There’s a lot to like about this short novel by Sarah Salway. It plays with unreliable narrators and tells its story entirely through emails, letters, and voice mail messages. Interestingly, its main character is deceased at the time the story begins.
Some time in the 60s, Maureen goes with a friend of hers to a photography studio that specializes in the “sweetheart” photo – where the woman gets a sexy nude or mostly nude picture of herself. Martin enjoys making women feel sexy and attractive. And he feels an instant attraction to Maureen, who refuses to take her clothes off at all. But she’s married and has a child, and decides to stay with her husband.
Fast forward about 40 years, after Maureen has recently died and her husband George lives in a senior care facility. Martin checks himself into the facility so he can get to know George, the husband he lost out to. He continues to write letters to Maureen, which he keeps in a shoebox below his bed:
And then, daft old fool that I am, I started to cry, thinking how you and I had never danced. And probably you never danced without me either, stuck with that dry stick of a husband of yours. How much did we miss, love, by not being together?

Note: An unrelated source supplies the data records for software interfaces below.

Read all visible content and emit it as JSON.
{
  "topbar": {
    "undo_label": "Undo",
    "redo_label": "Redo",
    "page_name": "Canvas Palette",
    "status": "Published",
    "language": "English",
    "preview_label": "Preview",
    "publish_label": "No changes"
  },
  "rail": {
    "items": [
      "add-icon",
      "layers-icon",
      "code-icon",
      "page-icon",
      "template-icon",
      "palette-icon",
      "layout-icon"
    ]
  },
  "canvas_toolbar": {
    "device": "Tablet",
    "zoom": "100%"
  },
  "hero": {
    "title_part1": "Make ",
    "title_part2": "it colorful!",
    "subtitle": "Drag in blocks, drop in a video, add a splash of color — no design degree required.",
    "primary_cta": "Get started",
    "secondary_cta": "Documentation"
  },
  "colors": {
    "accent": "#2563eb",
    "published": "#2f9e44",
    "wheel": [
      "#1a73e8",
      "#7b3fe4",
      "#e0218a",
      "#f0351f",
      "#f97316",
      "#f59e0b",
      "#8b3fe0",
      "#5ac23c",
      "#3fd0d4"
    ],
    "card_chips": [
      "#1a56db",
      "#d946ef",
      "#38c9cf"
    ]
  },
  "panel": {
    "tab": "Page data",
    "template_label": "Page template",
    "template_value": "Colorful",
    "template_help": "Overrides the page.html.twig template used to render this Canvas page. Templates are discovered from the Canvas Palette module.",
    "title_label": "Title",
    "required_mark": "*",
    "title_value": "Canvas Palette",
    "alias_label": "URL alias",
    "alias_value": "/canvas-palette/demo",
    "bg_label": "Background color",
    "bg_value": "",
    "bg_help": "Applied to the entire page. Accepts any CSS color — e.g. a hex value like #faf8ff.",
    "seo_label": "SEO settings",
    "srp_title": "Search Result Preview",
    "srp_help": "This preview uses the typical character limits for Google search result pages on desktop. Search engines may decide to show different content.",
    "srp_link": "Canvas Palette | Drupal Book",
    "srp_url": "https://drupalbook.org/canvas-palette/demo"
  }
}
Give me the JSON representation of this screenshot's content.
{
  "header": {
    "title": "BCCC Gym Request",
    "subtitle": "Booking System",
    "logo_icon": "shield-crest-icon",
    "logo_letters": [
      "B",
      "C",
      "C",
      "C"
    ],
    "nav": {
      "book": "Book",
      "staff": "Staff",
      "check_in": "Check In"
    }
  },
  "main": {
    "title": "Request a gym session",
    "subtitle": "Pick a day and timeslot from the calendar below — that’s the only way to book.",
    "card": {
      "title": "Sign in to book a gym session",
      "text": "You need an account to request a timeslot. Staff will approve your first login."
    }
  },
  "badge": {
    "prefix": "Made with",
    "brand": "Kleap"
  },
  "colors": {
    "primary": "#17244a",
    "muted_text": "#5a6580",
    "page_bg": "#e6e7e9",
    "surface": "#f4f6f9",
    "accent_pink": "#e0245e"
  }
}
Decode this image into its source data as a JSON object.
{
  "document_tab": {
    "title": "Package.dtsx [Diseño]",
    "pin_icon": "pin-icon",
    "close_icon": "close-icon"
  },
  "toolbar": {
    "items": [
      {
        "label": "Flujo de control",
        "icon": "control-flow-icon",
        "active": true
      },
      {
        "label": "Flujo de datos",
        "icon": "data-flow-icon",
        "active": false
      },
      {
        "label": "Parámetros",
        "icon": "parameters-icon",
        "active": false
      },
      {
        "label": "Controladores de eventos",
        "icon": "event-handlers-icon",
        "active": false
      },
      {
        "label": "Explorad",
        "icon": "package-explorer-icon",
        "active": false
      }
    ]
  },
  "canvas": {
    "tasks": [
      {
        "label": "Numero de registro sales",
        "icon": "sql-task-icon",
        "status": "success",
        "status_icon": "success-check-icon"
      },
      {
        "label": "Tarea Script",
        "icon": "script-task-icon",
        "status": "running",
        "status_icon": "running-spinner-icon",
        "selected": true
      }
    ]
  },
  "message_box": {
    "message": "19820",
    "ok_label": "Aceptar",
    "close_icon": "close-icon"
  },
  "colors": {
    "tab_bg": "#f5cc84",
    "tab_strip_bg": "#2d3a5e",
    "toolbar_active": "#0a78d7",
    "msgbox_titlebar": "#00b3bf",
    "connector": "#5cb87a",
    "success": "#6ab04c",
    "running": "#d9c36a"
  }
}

It’s a cool concept and it mostly works, as we get to know Maureen through her husband, her two children, her granddaughter, and Martin. We also get a glimpse into this semi-dysfunctional family, as well as the “family” that lives in the senior home, in a story that unfolds gradually and with much feeling. There’s a sinister underpinning to all this family interaction, but I won’t tell you more.
This was an enjoyable read and it mostly worked, although not all of it. The greatest weakness in this book is the storyline about younger daughter Angie, who fled her family years ago and now lives in Paris and has a rather odd relationship with at least one controlling man. Her story about her estrangement with her mother doesn’t seem entirely realistic or maybe it’s just not thought through enough. Also, while Salway creates this really dark story, I felt like the conflict was resolved too abruptly and didn’t all completely make sense.
Still, it’s an oddly chilling story that will definitely keep you reading, and it’s got endearing and interesting characters like George’s good friend Florence. I was fascinated by George, as I always am by people who are (at best) socially awkward. He loves his family but has no idea how to reach out to them, leaving you to wonder what his marriage must have been like. I was also fascinating by the idea of “boudoir” photographs and how they make women feel about themselves.
It’s hard to write about this book because I don’t want to tell you too much. I like books where the story unfolds gradually as this one did. I also like a story that raises questions about how well anyone knows their parents, their siblings, or their children. I just wish some aspects of the story had worked better.
Note: I received a complimentary copy of this novel from publisher Dean Street Press in exchange for an honest review.